AVAILABLE DATA:
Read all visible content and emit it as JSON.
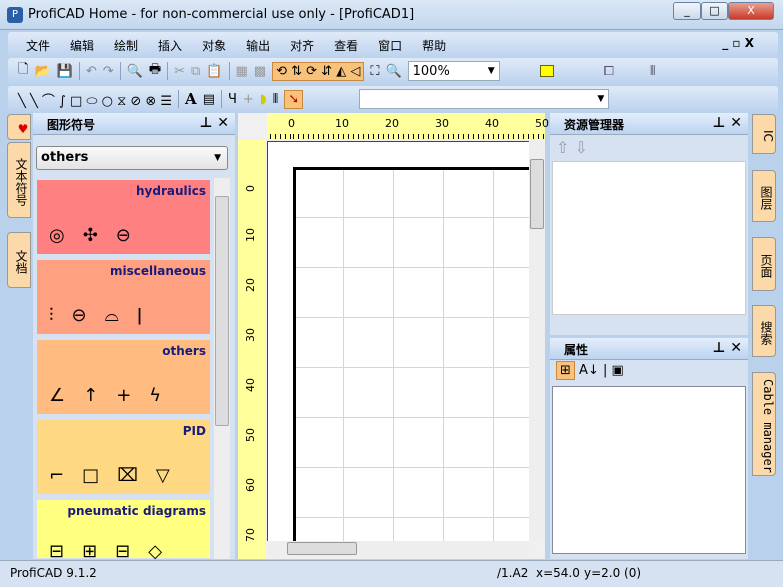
{
  "window": {
    "title": "ProfiCAD Home - for non-commercial use only - [ProfiCAD1]",
    "minimize": "_",
    "maximize": "□",
    "close": "X"
  },
  "menu": [
    "文件",
    "编辑",
    "绘制",
    "插入",
    "对象",
    "输出",
    "对齐",
    "查看",
    "窗口",
    "帮助"
  ],
  "toolbar": {
    "zoom_value": "100%",
    "text_tool": "A",
    "style_combo": ""
  },
  "left_tabs": [
    "文本符号",
    "文档"
  ],
  "symbols_panel": {
    "title": "图形符号",
    "category_select": "others",
    "categories": [
      {
        "name": "hydraulics",
        "color": "#ff8080",
        "symbols": "◎✣⊖"
      },
      {
        "name": "miscellaneous",
        "color": "#ffa080",
        "symbols": "⫶⊖⌓ǀ"
      },
      {
        "name": "others",
        "color": "#ffbb80",
        "symbols": "∠↑+ϟ"
      },
      {
        "name": "PID",
        "color": "#ffd883",
        "symbols": "⌐□⌧▽"
      },
      {
        "name": "pneumatic diagrams",
        "color": "#ffff80",
        "symbols": "⊟⊞⊟◇"
      }
    ]
  },
  "ruler": {
    "top": [
      "0",
      "10",
      "20",
      "30",
      "40",
      "50"
    ],
    "left": [
      "0",
      "10",
      "20",
      "30",
      "40",
      "50",
      "60",
      "70"
    ]
  },
  "explorer_panel": {
    "title": "资源管理器"
  },
  "properties_panel": {
    "title": "属性"
  },
  "right_tabs": [
    "IC",
    "图层",
    "页面",
    "搜索",
    "Cable manager"
  ],
  "status": {
    "version": "ProfiCAD 9.1.2",
    "sheet": "/1.A2",
    "x": "x=54.0",
    "y": "y=2.0 (0)"
  }
}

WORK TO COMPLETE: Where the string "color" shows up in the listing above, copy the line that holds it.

SOLUTION TO THIS TASK:
        "color": "#ff8080",
        "color": "#ffa080",
        "color": "#ffbb80",
        "color": "#ffd883",
        "color": "#ffff80",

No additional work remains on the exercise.